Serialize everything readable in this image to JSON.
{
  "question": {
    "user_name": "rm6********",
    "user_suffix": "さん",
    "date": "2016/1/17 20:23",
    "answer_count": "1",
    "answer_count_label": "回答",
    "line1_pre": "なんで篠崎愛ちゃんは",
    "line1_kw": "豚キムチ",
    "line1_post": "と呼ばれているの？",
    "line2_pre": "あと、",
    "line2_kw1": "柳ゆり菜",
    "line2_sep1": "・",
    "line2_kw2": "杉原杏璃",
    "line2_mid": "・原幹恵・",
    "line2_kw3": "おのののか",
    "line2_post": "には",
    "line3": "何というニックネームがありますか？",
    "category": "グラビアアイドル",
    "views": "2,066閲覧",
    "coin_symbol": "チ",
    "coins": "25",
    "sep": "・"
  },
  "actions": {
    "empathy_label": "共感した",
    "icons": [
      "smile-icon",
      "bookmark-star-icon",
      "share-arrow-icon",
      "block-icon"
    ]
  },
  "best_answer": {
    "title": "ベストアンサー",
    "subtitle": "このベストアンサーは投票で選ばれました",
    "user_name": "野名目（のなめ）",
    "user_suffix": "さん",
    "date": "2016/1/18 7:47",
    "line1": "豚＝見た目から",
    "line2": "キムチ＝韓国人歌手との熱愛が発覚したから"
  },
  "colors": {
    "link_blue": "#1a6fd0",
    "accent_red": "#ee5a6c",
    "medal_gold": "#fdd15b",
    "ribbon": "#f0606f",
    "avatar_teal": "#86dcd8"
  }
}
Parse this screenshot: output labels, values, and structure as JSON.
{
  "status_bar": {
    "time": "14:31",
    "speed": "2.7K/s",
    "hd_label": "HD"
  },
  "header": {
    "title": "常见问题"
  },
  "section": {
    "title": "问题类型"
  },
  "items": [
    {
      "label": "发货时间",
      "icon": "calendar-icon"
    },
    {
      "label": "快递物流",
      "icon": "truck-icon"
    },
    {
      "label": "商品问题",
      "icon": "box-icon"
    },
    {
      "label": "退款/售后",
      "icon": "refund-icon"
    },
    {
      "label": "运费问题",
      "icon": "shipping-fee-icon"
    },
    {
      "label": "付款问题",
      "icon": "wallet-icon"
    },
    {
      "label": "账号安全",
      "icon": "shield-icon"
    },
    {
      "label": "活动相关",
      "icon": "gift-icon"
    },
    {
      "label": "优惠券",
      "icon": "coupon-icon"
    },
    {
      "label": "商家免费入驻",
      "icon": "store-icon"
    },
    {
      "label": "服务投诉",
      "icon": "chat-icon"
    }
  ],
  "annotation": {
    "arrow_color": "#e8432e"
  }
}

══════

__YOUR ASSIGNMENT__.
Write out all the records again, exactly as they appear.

__WRITTEN RESPONSE__.
Serialize everything readable in this image to JSON.
{
  "question": {
    "user_name": "rm6********",
    "user_suffix": "さん",
    "date": "2016/1/17 20:23",
    "answer_count": "1",
    "answer_count_label": "回答",
    "line1_pre": "なんで篠崎愛ちゃんは",
    "line1_kw": "豚キムチ",
    "line1_post": "と呼ばれているの？",
    "line2_pre": "あと、",
    "line2_kw1": "柳ゆり菜",
    "line2_sep1": "・",
    "line2_kw2": "杉原杏璃",
    "line2_mid": "・原幹恵・",
    "line2_kw3": "おのののか",
    "line2_post": "には",
    "line3": "何というニックネームがありますか？",
    "category": "グラビアアイドル",
    "views": "2,066閲覧",
    "coin_symbol": "チ",
    "coins": "25",
    "sep": "・"
  },
  "actions": {
    "empathy_label": "共感した",
    "icons": [
      "smile-icon",
      "bookmark-star-icon",
      "share-arrow-icon",
      "block-icon"
    ]
  },
  "best_answer": {
    "title": "ベストアンサー",
    "subtitle": "このベストアンサーは投票で選ばれました",
    "user_name": "野名目（のなめ）",
    "user_suffix": "さん",
    "date": "2016/1/18 7:47",
    "line1": "豚＝見た目から",
    "line2": "キムチ＝韓国人歌手との熱愛が発覚したから"
  },
  "colors": {
    "link_blue": "#1a6fd0",
    "accent_red": "#ee5a6c",
    "medal_gold": "#fdd15b",
    "ribbon": "#f0606f",
    "avatar_teal": "#86dcd8"
  }
}
Parse this screenshot: output labels, values, and structure as JSON.
{
  "status_bar": {
    "time": "14:31",
    "speed": "2.7K/s",
    "hd_label": "HD"
  },
  "header": {
    "title": "常见问题"
  },
  "section": {
    "title": "问题类型"
  },
  "items": [
    {
      "label": "发货时间",
      "icon": "calendar-icon"
    },
    {
      "label": "快递物流",
      "icon": "truck-icon"
    },
    {
      "label": "商品问题",
      "icon": "box-icon"
    },
    {
      "label": "退款/售后",
      "icon": "refund-icon"
    },
    {
      "label": "运费问题",
      "icon": "shipping-fee-icon"
    },
    {
      "label": "付款问题",
      "icon": "wallet-icon"
    },
    {
      "label": "账号安全",
      "icon": "shield-icon"
    },
    {
      "label": "活动相关",
      "icon": "gift-icon"
    },
    {
      "label": "优惠券",
      "icon": "coupon-icon"
    },
    {
      "label": "商家免费入驻",
      "icon": "store-icon"
    },
    {
      "label": "服务投诉",
      "icon": "chat-icon"
    }
  ],
  "annotation": {
    "arrow_color": "#e8432e"
  }
}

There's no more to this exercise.